It’s hard to know for certain why there has been an increase in dog bites in recent years but the influx of new pet dogs over the past 2 years likely has a large role to play.
Many people got a dog for companionship and to help their mental state during lockdown when everyone had to isolate. However, many of these people are first-time dog owners with little experience in how to look after them.
The lack of training and socializing during their developmental stage will also play a role, as these “lockdown puppies” don’t have the skills that dogs should have due to the circumstances we all faced. Many of them are anxious around other people and dogs and thus more prone to aggressive behavior.
How Can I Stop My Dog from Biting Someone?

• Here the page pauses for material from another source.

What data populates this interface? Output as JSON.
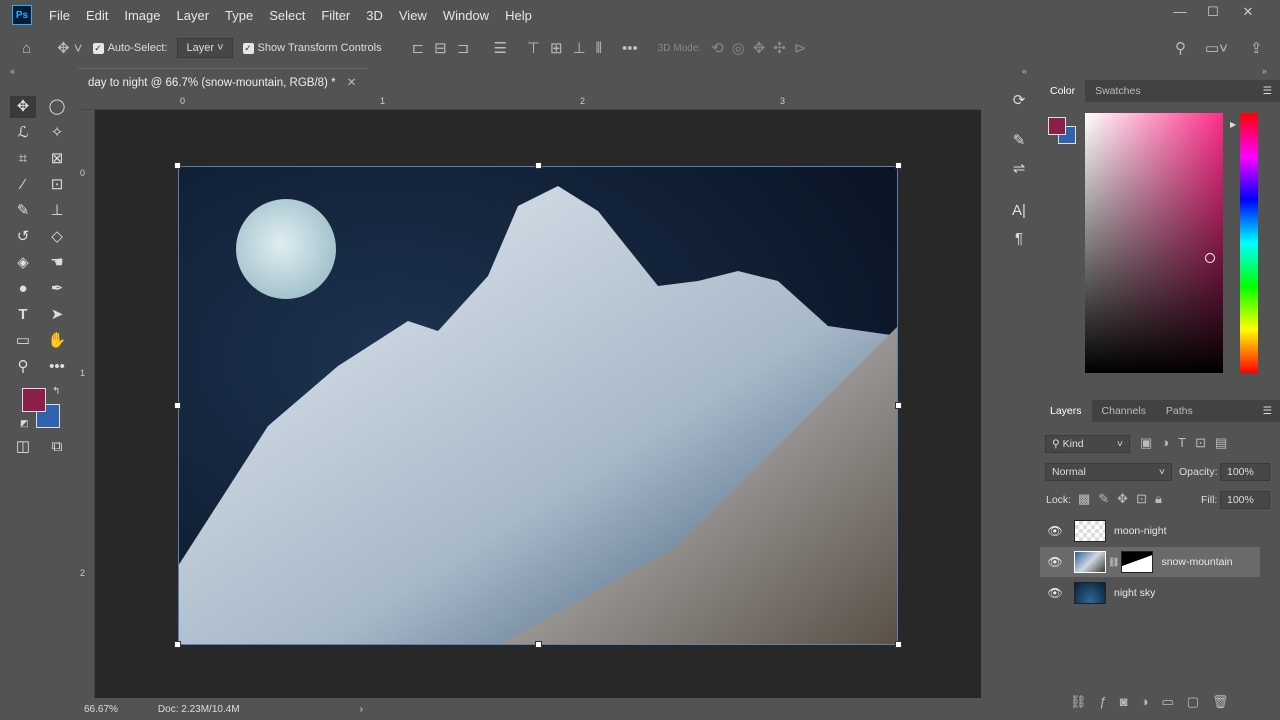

One of the most important steps to take with your new dog is getting them trained and socialized with other people and other dogs. A dog that isn’t anxious around people is less likely to bite someone out of fear. However, regardless of how trained your dog is, never leave them unsupervised with children. In turn, teach your children how to treat dogs with kindness.
Be mindful of postal workers, and always keep your dog in a closed room when opening your door to receive your delivery. Also, be sure that there are no holes in your fence that your dog can escape through. This will reduce the chance of them biting someone or being bitten by another dog.
And lastly, get your dog spayed or neutered as it reduces their need to roam, as well as lowers their likelihood of biting someone by over 30%.
Are Any Dog Breeds Banned in the UK?
Yes—no one is legally allowed to sell, own, abandon, give away, or breed a Pit Bull Terrier, Japanese Tosa, Fila Brasileiro, or Dogo Argentino. Dogs that are similar in appearance and characteristics to the breeds mentioned above can also be banned.
With 8,655 admissions to hospitals due to dog bites in the UK in the past year, this is certainly an area of concern. No person should ever have to lose their life or mobility due to a poorly trained dog. Dog owners have a responsibility to train and socialize their dogs. However, there are often two sides to a story, and greater education about why dogs bite and how to prevent it from happening is necessary.
Featured Image Credit: dimid_86, Shutterstock